» **Required work**: Scan the lines below for the word "offer". Copy each line you find it in.

++++++++++

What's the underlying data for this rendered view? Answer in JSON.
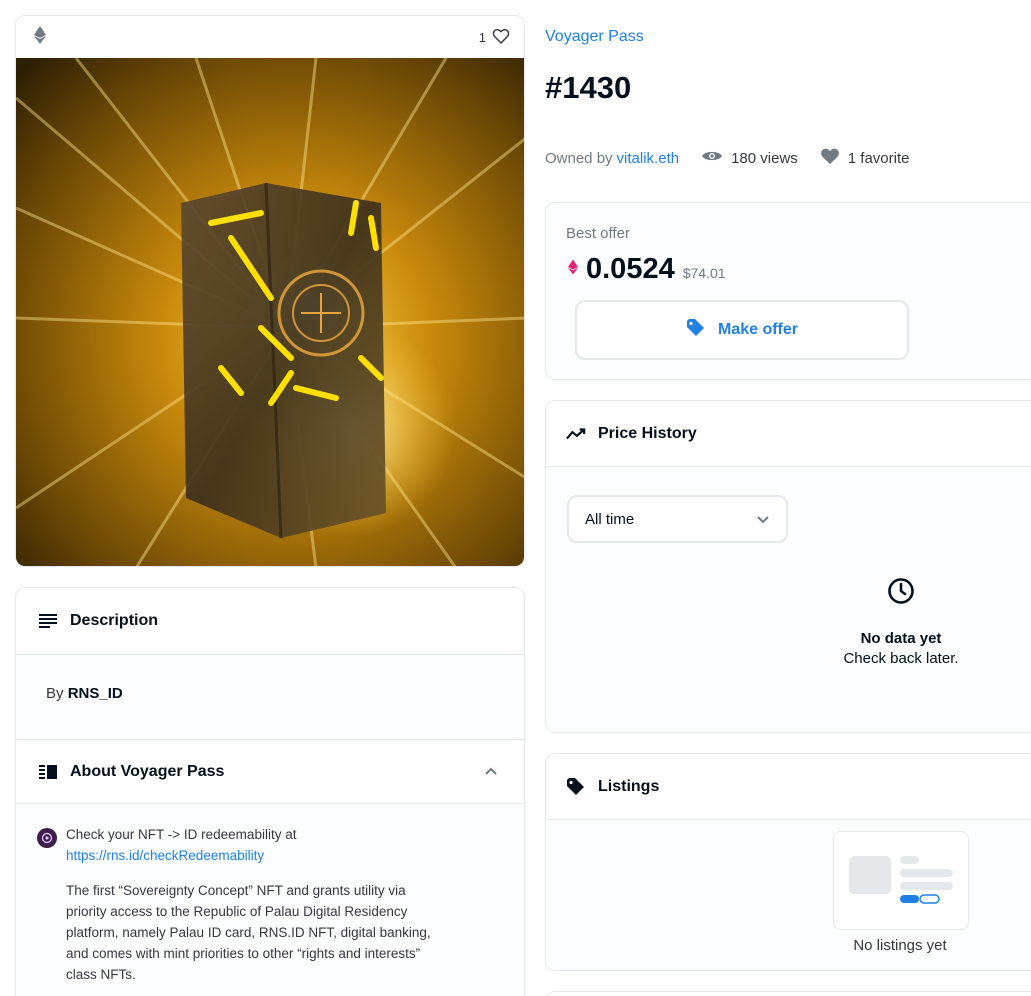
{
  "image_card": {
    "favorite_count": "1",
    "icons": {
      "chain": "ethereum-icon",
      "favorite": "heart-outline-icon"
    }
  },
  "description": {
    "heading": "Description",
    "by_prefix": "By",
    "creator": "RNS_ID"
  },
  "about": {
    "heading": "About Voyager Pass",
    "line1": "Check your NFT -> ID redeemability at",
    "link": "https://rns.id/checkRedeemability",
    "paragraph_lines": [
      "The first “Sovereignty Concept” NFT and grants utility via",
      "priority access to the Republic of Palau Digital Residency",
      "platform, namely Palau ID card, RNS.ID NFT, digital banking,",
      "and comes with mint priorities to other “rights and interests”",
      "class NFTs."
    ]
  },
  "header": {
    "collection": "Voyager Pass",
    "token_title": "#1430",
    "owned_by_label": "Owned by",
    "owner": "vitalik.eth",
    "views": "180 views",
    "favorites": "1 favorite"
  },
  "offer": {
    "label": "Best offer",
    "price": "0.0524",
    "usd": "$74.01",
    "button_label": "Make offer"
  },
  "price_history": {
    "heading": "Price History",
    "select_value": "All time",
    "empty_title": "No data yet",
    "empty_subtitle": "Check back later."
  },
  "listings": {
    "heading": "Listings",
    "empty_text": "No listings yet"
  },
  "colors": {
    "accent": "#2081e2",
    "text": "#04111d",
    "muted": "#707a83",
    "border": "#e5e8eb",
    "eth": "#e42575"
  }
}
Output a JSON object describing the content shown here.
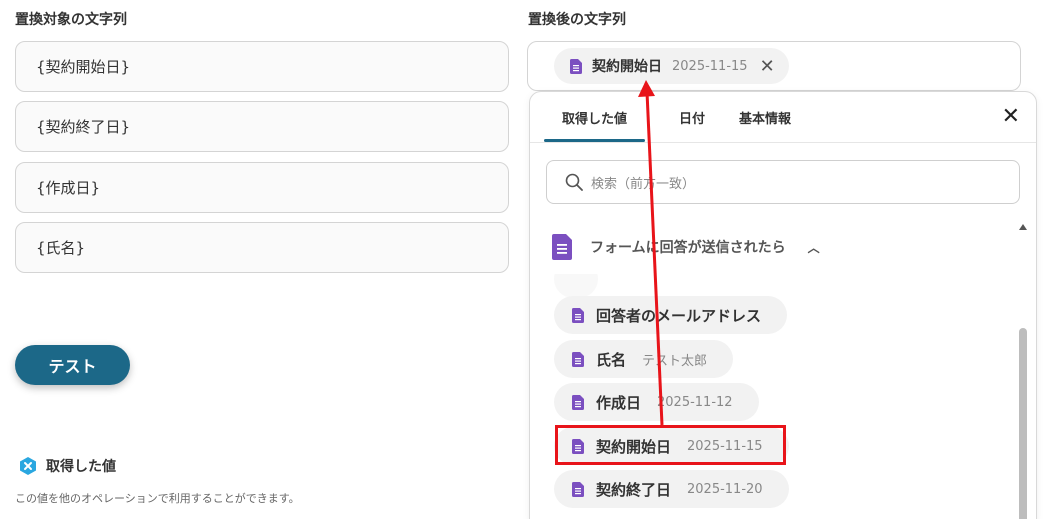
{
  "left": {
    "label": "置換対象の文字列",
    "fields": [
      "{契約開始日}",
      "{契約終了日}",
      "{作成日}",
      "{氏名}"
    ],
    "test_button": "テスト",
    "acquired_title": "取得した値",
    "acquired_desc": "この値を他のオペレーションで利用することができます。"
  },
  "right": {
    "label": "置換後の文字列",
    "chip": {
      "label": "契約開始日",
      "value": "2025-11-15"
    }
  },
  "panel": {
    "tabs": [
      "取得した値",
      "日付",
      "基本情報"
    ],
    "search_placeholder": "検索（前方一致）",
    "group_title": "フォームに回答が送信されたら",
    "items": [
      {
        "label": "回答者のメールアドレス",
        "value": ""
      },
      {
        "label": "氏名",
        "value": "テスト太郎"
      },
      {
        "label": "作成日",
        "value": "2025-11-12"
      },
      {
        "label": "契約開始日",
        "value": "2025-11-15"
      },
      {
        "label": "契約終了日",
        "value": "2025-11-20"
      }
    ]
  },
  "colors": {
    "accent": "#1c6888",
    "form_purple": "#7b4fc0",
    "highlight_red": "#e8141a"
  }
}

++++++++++

» **Output for this exercise**:
  "offer": {
    "label": "Best offer",
    "button_label": "Make offer"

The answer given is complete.